- [Data shown]

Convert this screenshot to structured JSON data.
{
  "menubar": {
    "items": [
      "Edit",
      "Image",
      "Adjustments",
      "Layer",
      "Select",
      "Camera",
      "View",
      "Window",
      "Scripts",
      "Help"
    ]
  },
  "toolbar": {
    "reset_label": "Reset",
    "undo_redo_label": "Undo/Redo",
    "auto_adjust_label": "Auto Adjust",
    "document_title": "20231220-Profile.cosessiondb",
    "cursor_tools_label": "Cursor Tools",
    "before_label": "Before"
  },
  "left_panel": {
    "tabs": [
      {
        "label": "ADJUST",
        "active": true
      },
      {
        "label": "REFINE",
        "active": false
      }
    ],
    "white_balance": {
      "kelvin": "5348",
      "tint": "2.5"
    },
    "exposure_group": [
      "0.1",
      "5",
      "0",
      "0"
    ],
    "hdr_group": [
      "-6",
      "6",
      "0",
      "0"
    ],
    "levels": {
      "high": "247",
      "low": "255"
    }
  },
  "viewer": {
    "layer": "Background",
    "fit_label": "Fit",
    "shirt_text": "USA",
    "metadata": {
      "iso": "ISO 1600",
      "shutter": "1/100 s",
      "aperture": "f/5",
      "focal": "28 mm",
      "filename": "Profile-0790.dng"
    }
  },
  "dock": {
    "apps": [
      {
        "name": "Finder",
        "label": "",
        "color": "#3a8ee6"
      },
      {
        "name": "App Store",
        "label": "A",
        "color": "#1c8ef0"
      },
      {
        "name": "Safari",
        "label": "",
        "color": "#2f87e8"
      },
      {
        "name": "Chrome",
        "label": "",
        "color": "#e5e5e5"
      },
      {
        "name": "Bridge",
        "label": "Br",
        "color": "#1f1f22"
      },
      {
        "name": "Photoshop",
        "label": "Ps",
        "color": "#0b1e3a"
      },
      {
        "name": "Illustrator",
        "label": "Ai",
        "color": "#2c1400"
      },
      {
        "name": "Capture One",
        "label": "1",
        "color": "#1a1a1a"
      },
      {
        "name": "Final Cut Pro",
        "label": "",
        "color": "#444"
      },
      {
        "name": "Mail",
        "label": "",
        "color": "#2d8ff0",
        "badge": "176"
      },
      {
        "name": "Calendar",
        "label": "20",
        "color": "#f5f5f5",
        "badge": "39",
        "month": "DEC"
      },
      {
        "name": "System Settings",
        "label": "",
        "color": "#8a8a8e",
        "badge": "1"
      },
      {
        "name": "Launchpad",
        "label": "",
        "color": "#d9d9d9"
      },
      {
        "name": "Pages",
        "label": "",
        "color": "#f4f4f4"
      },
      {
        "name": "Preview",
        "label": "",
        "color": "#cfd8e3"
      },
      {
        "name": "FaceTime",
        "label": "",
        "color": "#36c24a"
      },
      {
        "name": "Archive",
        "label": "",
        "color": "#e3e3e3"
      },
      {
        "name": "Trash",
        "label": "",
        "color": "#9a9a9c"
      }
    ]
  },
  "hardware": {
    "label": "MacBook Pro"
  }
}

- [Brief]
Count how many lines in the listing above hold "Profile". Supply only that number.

- [Answer box]
2